Source records
- - - - -

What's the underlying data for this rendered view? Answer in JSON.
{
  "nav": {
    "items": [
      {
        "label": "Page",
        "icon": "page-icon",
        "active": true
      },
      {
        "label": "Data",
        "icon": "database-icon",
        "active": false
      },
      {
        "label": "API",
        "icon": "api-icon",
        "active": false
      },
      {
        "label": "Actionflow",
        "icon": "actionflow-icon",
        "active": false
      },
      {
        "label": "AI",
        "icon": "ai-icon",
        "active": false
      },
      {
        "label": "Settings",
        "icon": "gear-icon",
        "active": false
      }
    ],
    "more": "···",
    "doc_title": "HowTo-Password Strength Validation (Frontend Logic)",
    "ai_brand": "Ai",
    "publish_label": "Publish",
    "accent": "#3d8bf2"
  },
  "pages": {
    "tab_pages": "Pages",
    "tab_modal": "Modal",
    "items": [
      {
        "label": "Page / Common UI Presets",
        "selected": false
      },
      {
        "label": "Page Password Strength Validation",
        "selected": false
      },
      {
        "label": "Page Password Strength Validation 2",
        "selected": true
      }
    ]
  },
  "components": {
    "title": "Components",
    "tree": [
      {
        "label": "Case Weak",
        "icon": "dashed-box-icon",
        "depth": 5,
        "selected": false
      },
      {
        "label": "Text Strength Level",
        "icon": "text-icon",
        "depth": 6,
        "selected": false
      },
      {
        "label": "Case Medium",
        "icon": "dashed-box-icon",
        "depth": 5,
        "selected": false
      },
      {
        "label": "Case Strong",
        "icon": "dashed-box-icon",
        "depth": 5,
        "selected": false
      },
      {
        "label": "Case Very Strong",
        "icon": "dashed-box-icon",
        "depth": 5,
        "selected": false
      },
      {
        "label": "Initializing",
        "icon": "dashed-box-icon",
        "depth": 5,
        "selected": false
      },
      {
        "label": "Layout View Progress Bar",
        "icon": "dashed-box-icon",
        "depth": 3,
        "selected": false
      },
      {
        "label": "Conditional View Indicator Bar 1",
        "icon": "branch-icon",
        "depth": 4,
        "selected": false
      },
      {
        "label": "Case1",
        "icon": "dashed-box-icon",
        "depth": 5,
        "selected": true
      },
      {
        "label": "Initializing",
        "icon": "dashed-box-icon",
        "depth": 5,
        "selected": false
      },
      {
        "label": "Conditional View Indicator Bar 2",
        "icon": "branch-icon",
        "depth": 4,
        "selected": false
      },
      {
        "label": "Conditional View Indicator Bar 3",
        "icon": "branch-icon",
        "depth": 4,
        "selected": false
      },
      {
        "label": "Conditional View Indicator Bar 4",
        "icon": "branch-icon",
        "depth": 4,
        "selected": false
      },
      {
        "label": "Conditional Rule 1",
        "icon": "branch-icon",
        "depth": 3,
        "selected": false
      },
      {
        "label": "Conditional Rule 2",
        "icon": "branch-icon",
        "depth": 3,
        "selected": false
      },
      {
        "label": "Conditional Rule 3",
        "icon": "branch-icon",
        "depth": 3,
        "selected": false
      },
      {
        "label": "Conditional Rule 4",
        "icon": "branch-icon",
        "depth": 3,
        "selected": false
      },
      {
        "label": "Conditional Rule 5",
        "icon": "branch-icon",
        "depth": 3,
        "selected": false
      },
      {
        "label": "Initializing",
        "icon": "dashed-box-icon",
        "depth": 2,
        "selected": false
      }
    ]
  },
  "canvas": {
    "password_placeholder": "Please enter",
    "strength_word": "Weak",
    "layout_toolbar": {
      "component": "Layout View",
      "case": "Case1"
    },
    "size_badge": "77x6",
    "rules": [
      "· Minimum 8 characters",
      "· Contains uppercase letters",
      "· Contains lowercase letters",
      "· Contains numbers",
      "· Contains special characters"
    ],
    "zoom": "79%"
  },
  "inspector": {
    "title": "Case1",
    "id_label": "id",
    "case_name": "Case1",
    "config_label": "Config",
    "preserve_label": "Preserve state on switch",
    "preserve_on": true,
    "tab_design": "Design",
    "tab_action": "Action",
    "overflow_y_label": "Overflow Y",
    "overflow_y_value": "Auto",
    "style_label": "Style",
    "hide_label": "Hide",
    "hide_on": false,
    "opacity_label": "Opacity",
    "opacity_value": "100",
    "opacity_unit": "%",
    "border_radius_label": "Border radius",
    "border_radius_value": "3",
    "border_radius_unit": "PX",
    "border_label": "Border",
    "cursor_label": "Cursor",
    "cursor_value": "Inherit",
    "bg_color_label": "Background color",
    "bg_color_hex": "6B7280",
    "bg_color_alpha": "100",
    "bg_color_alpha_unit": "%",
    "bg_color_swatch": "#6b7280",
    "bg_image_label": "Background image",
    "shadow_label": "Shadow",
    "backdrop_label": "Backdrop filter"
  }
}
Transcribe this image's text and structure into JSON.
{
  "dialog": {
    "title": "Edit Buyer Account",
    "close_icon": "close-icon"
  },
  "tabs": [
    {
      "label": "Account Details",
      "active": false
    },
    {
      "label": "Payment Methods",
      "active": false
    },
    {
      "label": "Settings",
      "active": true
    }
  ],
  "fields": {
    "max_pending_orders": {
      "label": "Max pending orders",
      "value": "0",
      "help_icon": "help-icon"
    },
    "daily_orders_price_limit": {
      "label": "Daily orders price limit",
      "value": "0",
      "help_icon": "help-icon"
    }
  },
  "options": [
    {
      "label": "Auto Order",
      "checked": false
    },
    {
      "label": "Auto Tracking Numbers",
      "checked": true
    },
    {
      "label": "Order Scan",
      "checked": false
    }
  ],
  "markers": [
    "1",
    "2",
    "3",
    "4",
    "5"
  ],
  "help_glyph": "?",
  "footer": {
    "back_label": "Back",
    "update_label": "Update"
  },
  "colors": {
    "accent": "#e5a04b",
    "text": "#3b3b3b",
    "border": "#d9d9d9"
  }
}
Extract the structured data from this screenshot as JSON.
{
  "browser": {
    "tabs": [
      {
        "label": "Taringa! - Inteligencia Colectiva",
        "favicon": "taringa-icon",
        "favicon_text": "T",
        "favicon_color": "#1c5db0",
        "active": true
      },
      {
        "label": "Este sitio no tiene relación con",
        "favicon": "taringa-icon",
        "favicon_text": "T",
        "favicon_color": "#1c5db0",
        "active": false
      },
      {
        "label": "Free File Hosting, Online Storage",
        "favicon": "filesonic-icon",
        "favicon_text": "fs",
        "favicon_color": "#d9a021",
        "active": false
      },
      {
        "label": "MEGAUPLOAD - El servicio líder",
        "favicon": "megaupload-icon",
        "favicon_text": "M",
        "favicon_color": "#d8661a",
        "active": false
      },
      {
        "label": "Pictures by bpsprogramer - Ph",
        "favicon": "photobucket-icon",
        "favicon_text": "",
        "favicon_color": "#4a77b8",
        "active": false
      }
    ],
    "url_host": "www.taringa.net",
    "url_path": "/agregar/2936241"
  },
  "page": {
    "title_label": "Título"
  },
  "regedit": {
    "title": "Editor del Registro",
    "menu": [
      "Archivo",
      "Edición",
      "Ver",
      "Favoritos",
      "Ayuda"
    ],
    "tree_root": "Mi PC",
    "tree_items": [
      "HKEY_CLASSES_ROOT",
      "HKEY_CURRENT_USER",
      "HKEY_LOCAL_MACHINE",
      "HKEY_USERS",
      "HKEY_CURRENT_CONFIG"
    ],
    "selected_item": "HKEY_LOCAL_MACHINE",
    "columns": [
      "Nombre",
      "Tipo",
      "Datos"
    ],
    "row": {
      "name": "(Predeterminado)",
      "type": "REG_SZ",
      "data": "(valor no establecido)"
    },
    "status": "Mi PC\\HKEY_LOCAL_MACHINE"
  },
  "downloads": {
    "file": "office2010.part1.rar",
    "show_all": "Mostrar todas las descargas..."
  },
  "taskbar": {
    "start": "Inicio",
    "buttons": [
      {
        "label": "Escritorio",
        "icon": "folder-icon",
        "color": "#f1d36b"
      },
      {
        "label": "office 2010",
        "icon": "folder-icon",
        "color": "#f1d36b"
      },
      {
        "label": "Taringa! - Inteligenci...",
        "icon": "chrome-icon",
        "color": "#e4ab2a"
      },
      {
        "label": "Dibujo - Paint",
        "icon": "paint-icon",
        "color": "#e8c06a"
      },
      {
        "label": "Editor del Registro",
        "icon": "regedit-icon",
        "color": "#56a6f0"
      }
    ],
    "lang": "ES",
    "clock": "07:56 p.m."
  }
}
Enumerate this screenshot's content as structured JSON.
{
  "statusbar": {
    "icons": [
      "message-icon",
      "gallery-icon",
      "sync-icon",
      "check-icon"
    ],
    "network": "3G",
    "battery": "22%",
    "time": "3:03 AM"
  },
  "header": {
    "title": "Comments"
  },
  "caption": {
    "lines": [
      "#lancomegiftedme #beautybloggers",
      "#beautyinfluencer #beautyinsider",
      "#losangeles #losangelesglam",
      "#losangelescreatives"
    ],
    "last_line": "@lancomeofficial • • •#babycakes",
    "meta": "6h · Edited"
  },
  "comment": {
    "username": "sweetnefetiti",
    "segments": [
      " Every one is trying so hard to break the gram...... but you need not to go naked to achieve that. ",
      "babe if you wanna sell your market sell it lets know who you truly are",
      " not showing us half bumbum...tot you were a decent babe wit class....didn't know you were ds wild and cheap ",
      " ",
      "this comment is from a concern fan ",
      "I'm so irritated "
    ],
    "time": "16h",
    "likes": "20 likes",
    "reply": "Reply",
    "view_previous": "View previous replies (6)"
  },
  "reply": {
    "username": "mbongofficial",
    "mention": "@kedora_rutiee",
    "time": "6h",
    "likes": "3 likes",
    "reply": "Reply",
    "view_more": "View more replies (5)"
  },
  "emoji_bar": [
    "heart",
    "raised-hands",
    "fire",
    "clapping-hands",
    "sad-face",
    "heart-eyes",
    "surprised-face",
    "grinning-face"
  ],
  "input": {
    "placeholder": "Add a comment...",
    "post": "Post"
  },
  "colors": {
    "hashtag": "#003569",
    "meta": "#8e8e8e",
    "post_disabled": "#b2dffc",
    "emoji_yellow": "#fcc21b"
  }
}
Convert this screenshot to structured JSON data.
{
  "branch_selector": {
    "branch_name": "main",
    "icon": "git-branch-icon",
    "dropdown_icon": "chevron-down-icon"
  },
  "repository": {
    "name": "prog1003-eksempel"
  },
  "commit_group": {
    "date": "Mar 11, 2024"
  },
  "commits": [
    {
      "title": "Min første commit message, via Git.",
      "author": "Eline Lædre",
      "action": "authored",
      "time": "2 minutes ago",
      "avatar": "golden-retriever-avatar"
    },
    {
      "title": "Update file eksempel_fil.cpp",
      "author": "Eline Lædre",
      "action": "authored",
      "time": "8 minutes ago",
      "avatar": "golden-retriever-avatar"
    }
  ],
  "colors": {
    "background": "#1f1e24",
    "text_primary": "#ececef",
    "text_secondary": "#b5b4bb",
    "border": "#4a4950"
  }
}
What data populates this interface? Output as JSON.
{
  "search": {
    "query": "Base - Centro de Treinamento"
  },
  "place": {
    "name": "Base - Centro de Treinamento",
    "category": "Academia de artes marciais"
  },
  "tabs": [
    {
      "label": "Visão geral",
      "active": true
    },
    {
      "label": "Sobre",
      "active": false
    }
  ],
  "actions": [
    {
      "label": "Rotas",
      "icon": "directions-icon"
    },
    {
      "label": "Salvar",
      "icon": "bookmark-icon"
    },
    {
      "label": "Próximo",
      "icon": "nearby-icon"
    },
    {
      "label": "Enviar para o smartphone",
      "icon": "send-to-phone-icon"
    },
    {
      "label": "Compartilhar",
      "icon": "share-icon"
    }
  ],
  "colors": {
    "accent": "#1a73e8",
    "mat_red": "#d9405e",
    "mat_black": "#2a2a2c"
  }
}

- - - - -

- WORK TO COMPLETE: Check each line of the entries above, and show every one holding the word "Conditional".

- RESULT:
        "label": "Conditional View Indicator Bar 1",
        "label": "Conditional View Indicator Bar 2",
        "label": "Conditional View Indicator Bar 3",
        "label": "Conditional View Indicator Bar 4",
        "label": "Conditional Rule 1",
        "label": "Conditional Rule 2",
        "label": "Conditional Rule 3",
        "label": "Conditional Rule 4",
        "label": "Conditional Rule 5",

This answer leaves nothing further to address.